There is also the convenient fact that we live in a “geek is chic” culture, one in which you can make a career out of extremely specialized areas of interest. In my case, a lifelong fascination with history and politics has landed me in a PhD program with side careers in local politics and as a freelance writer (hence why you’re reading this article now). Even if one doesn’t agree with the scholars who try to retroactively diagnose men like Thomas Jefferson and Bill Gates with Asperger’s Syndrome, the fact is that the intellectual passions that helped them succeed are assets in the information age, regardless of whether they stem from Asperger’s Syndrome or other cognitive soil.
If nothing else, Asperger’s gave me one extra advantage: Twelve years after the incident with the Rendell campaign, when I worked as a county organizer for Tom Wolf’s campaign for governor of Pennsylvania, my boss Julie observed that I “had an incredible awareness of your challenges and tried very hard to compensate for them.” Sometimes starting out a little farther behind teaches you how to work as hard as you need to get where you need to go.
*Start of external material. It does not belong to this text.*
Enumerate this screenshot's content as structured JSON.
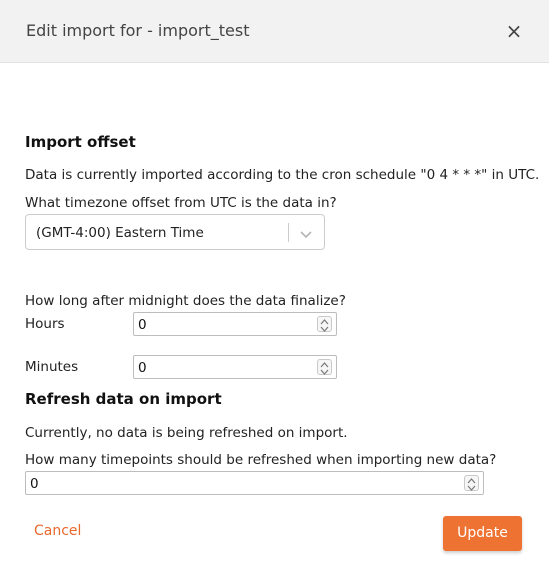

So where does this all lead? If you’re a neurotypical, the best way of dealing with a high-functioning autistic person is to verbalize as much as possible in a clear and straightforward manner. Imagine all the social interactions you perform every day through body language or facial expression and, when you want to communicate to someone with Asperger’s Syndrome in a way that would normally require interpreting those signals, find ways to articulate your thoughts and feelings instead. Also remember that what might seem arrogant, inconsiderate, or annoying may simply be social tics and not what they’re actually intending to say.
For other high-functioning autistics like me, the main struggle is to learn through study and practice what other people know instinctively. At the same time, we should be encouraged by the increasing attention being given to autism in popular culture through celebrities relating to the condition (whether diagnostically accurate or otherwise) and TV shows like Parenthood and Sherlock, as well as the obvious strides that have been made in how our education and health care systems assist those who have it. In a sense, it is the same basic lesson that applies to anybody who feels inescapably different from the rest of the world: Own the things that make you different instead of letting them own you.